Actors signed in talent deals by CBS have gone on to headline some of its biggest series, including William Petersen on CSI, Melina Kanakaredes on CSI: NY, LL Cool J on NCIS: LA and Alex O’Loughlin on Hawaii Five-0. Polaha, repped by WME and Mosaic, is the only drama actor on CBS’ talent roster for this pilot season. On the comedy side, the network has deals with Leah Remini and Rob Riggle. Polaha’s breakthrough came in 2003 when he was cast in the title role of the telefilm America’s Prince: The John F. Kennedy Jr. Story. He went on to star on several series, including Fox’s North Shore and ABC’s Miss Guided, and also recurred on AMC’s Mad Men.

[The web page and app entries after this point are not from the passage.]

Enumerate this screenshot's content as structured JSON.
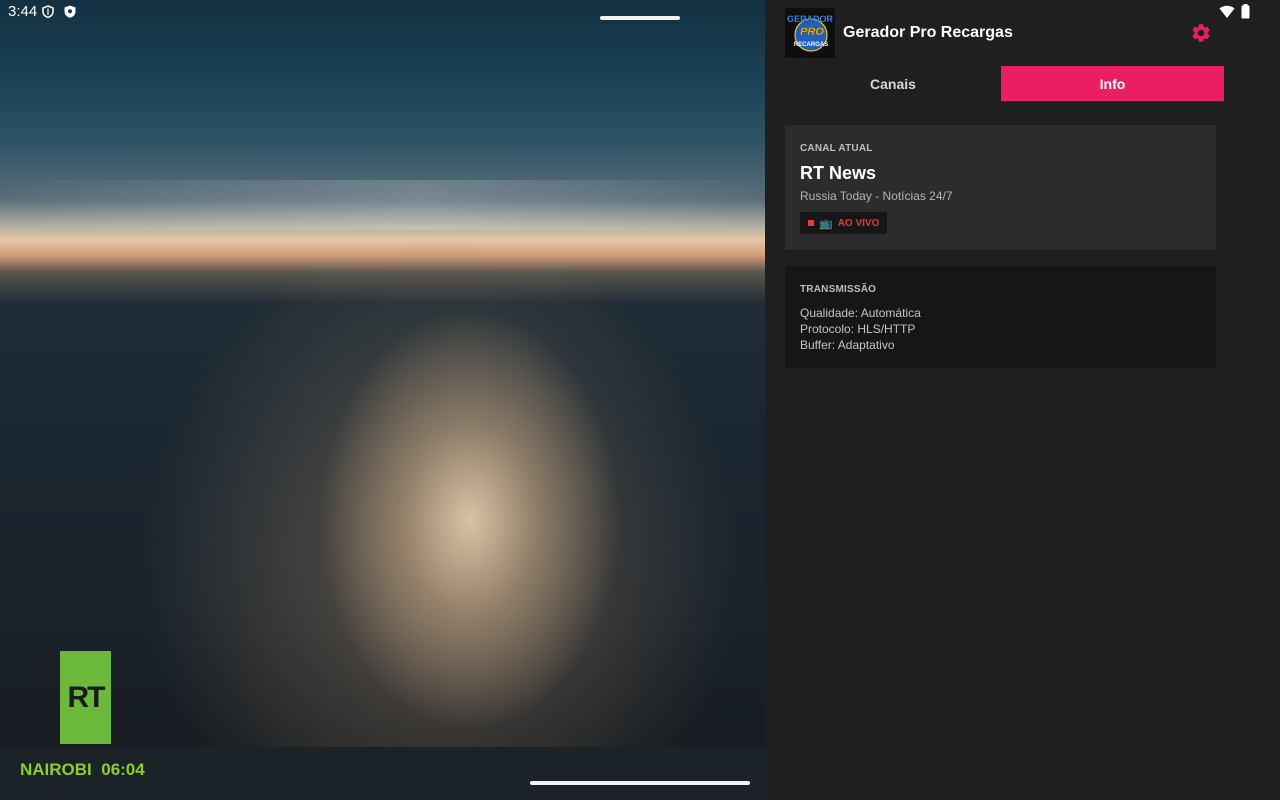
{
  "status_bar": {
    "time": "3:44",
    "vpn_icon": "vpn-key-icon",
    "shield_icon": "shield-icon",
    "wifi_icon": "wifi-icon",
    "battery_icon": "battery-icon"
  },
  "video": {
    "logo_text": "RT",
    "logo_color": "#6bb83a",
    "ticker_city": "NAIROBI",
    "ticker_time": "06:04",
    "ticker_color": "#8ccf2c"
  },
  "app": {
    "title": "Gerador Pro Recargas",
    "logo_lines": [
      "GERADOR",
      "PRO",
      "RECARGAS"
    ],
    "settings_icon": "gear-icon",
    "accent": "#e91e63"
  },
  "tabs": [
    {
      "label": "Canais",
      "active": false
    },
    {
      "label": "Info",
      "active": true
    }
  ],
  "current_channel": {
    "section_label": "CANAL ATUAL",
    "name": "RT News",
    "description": "Russia Today - Notícias 24/7",
    "live_label": "AO VIVO",
    "live_icon": "tv-icon"
  },
  "transmission": {
    "section_label": "TRANSMISSÃO",
    "quality": "Qualidade: Automática",
    "protocol": "Protocolo: HLS/HTTP",
    "buffer": "Buffer: Adaptativo"
  }
}
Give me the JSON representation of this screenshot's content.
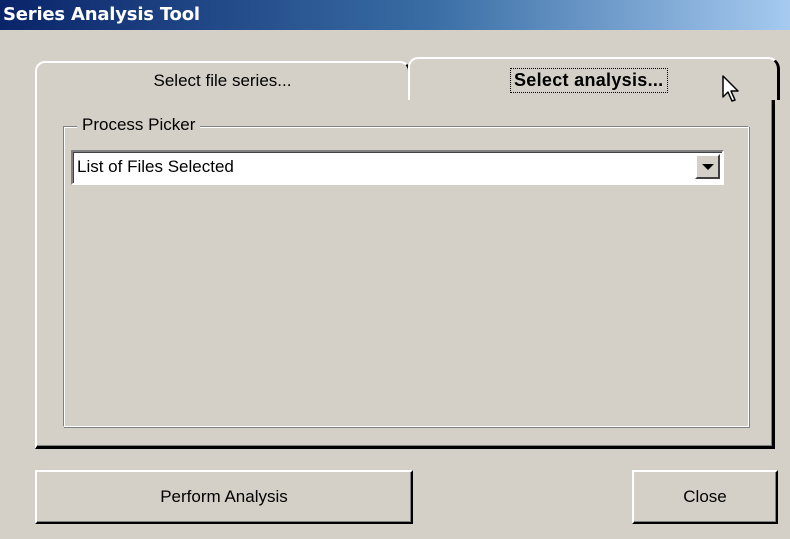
{
  "window": {
    "title": "Series Analysis Tool"
  },
  "tabs": [
    {
      "label": "Select file series...",
      "selected": false
    },
    {
      "label": "Select analysis...",
      "selected": true
    }
  ],
  "process_picker": {
    "legend": "Process Picker",
    "selected_value": "List of Files Selected"
  },
  "buttons": {
    "perform": "Perform Analysis",
    "close": "Close"
  },
  "colors": {
    "face": "#d4d0c8",
    "titlebar_start": "#0a246a",
    "titlebar_end": "#a6caf0"
  }
}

EXCLUSIVE: I learned this morning that Tom Selleck hasn’t been accepting the scripts which CBS’ Blue Bloods executive producer Ken Sanzel has been giving him. So a standoff developed over character vs procedural visions for the series, summarized to me as “creative tension”. By midday, Sanzel was still staying with the show. No more. Insiders just emailed me that the former New York cop told the staff late today that he is leaving. There’s no exit date yet. “He’s a stand-up guy; he won’t leave the network or studio hanging,” a network source explains. “Simply creative differences. It happens. He was brought in after the pilot as a showrunner to set the show up. We often do this for pilots picked up to series that have great writers but who haven’t run shows before.” Now, to replace Sanzel, Selleck wants to find ”his guy” who must also meet with studio/network approval. Unfortunately this turmoil is especially embarrassing because it’s executive produced by Leonard Goldberg, a CBS Corporation board member.

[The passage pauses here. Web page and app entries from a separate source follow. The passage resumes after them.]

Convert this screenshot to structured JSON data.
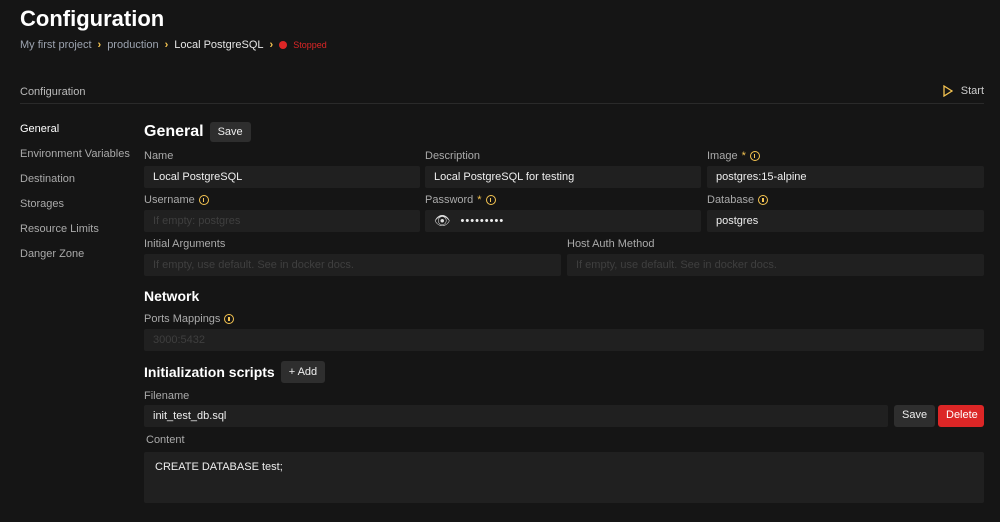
{
  "title": "Configuration",
  "breadcrumbs": [
    "My first project",
    "production",
    "Local PostgreSQL"
  ],
  "status": "Stopped",
  "tab": "Configuration",
  "start_label": "Start",
  "nav": [
    "General",
    "Environment Variables",
    "Destination",
    "Storages",
    "Resource Limits",
    "Danger Zone"
  ],
  "general": {
    "title": "General",
    "save": "Save",
    "name_label": "Name",
    "name": "Local PostgreSQL",
    "desc_label": "Description",
    "desc": "Local PostgreSQL for testing",
    "image_label": "Image",
    "image": "postgres:15-alpine",
    "user_label": "Username",
    "user_ph": "If empty: postgres",
    "pass_label": "Password",
    "pass": "•••••••••",
    "db_label": "Database",
    "db": "postgres",
    "args_label": "Initial Arguments",
    "args_ph": "If empty, use default. See in docker docs.",
    "auth_label": "Host Auth Method",
    "auth_ph": "If empty, use default. See in docker docs.",
    "req": "*"
  },
  "network": {
    "title": "Network",
    "ports_label": "Ports Mappings",
    "ports_ph": "3000:5432"
  },
  "init": {
    "title": "Initialization scripts",
    "add": "+ Add",
    "file_label": "Filename",
    "file": "init_test_db.sql",
    "save": "Save",
    "delete": "Delete",
    "content_label": "Content",
    "content": "CREATE DATABASE test;"
  }
}
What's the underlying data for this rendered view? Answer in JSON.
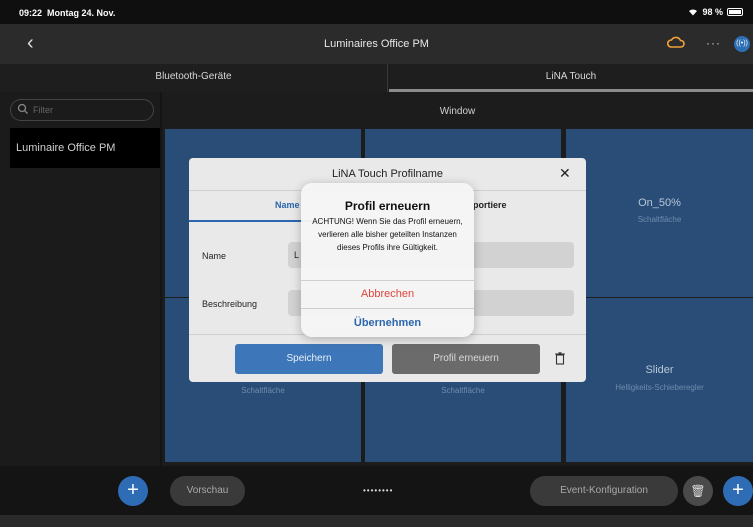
{
  "status": {
    "time": "09:22",
    "date": "Montag 24. Nov.",
    "battery": "98 %"
  },
  "nav": {
    "title": "Luminaires Office PM",
    "back_icon": "chevron-left-icon",
    "more": "···"
  },
  "tabs": [
    {
      "label": "Bluetooth-Geräte"
    },
    {
      "label": "LiNA Touch"
    }
  ],
  "sidebar": {
    "filter_placeholder": "Filter",
    "items": [
      {
        "label": "Luminaire Office PM"
      }
    ]
  },
  "main": {
    "window_label": "Window",
    "tiles": [
      {
        "name": "On_50%",
        "sub": "Schaltfläche"
      },
      {
        "name": "",
        "sub": "Schaltfläche"
      },
      {
        "name": "",
        "sub": "Schaltfläche"
      },
      {
        "name": "Slider",
        "sub": "Helligkeits-Schieberegler"
      }
    ]
  },
  "bottom": {
    "preview": "Vorschau",
    "dots": "••••••••",
    "event": "Event-Konfiguration"
  },
  "dialog": {
    "title": "LiNA Touch Profilname",
    "tab_name": "Name",
    "tab_other": "portiere",
    "name_label": "Name",
    "name_value": "L",
    "desc_label": "Beschreibung",
    "save": "Speichern",
    "renew": "Profil erneuern"
  },
  "alert": {
    "title": "Profil erneuern",
    "message": "ACHTUNG! Wenn Sie das Profil erneuern, verlieren alle bisher geteilten Instanzen dieses Profils ihre Gültigkeit.",
    "cancel": "Abbrechen",
    "confirm": "Übernehmen"
  },
  "colors": {
    "accent": "#2f6cb6",
    "tile": "#2a4d78",
    "danger": "#e0463c"
  }
}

Sanzel, a longtime Numb3rs showrunner, was handpicked by CBS and CBS Studios to executive produce with creators Mitchell Burgess and Robin Green, who continue with the show. ”Ken is a real take-charge tough guy and everyone knows it. They begged him to take the show. He was reluctant to do it. And Selleck was not crazy to have Ken imposed on hm. But Ken was doing the network bidding thanklessly,” an insider tells me. Sanzel’s vision was for a compelling crime procedural, whereas Selleck wanted softer character exploration. Sanzel knew the network was behind him. But Selleck wanted to be in charge of the show. “Too many cooks,” one of my insiders explains. “They love him at CBS. But Selleck realized it’s not the show he thought he was in. Ken calls Nina Tassler and says, ‘What do you want to do?’ And she says, ‘Let me talk to Tom.’” Today, it became clear to me it was just a matter of hours before Sanzel left the show. ”Not bail on them in one day. Just saunter off peacefully,” a source tells me. “If we were to count up every single show where there’s creative friction between actors and producers, we’d have a number like the census bureau.”

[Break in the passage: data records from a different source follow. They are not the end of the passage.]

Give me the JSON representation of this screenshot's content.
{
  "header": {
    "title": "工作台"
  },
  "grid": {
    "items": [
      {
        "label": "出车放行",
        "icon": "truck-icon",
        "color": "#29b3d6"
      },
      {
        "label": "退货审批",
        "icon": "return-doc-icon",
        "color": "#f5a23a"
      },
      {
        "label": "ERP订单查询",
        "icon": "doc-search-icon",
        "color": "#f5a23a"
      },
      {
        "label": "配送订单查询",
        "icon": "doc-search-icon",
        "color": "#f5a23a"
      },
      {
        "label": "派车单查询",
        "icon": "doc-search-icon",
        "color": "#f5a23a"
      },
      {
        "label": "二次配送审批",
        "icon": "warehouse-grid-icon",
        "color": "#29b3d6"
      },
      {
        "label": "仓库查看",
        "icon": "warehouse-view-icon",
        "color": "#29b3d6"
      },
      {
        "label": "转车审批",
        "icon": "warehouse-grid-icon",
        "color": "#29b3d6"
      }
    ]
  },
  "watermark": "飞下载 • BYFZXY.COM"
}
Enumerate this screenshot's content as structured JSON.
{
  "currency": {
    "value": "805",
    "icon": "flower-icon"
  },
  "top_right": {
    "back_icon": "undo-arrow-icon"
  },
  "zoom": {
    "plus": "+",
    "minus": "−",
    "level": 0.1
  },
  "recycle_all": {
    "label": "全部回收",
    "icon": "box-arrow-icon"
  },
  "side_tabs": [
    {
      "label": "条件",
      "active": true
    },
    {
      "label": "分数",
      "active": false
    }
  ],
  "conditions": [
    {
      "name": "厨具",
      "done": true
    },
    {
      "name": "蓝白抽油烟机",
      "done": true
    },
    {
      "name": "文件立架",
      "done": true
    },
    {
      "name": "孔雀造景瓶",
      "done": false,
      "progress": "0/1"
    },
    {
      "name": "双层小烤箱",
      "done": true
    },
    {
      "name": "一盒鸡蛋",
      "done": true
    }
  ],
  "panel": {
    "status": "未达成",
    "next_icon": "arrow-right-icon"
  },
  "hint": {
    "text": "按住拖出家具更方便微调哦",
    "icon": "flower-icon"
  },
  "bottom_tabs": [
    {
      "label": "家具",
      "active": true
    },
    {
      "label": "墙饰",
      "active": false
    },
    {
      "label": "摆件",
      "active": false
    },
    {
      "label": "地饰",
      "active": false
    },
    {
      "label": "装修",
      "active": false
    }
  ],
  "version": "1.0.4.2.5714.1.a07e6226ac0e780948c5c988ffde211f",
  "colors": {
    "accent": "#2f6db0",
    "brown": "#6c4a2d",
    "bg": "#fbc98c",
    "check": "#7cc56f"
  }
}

CSI mavens Carol Mendelsohn and Ann Donahue are staying at the helm of CBS’ veteran crime drama franchise. Each has inked a new four-year eight-figure overall deal with CSI producer CBS TV Studios. Medelsohn will continue to executive produce and showrun the mothership CSI series, which anchors the CBS Thursday schedule at 9PM. She also is executive producing the new CBS/CBS Studios drama The Defenders. Donahue will continue to executive produce and run CSI: Miami, which moves to Sundays 10PM this fall. The new pacts succeed Mendelsohn and Donahue’s previous four-year eight-figure deals with CBS Studios, which expired in mid-June. Both have been under overall pacts at the studio since 2001. “Every studio dreams of having producers with this kind of passion and leadership on the set and in the writer’s room,” CBS TV Studios president David Stapf said. “It was very important to us that Carol and Ann remain not only part of CSI, but the CBS family too.”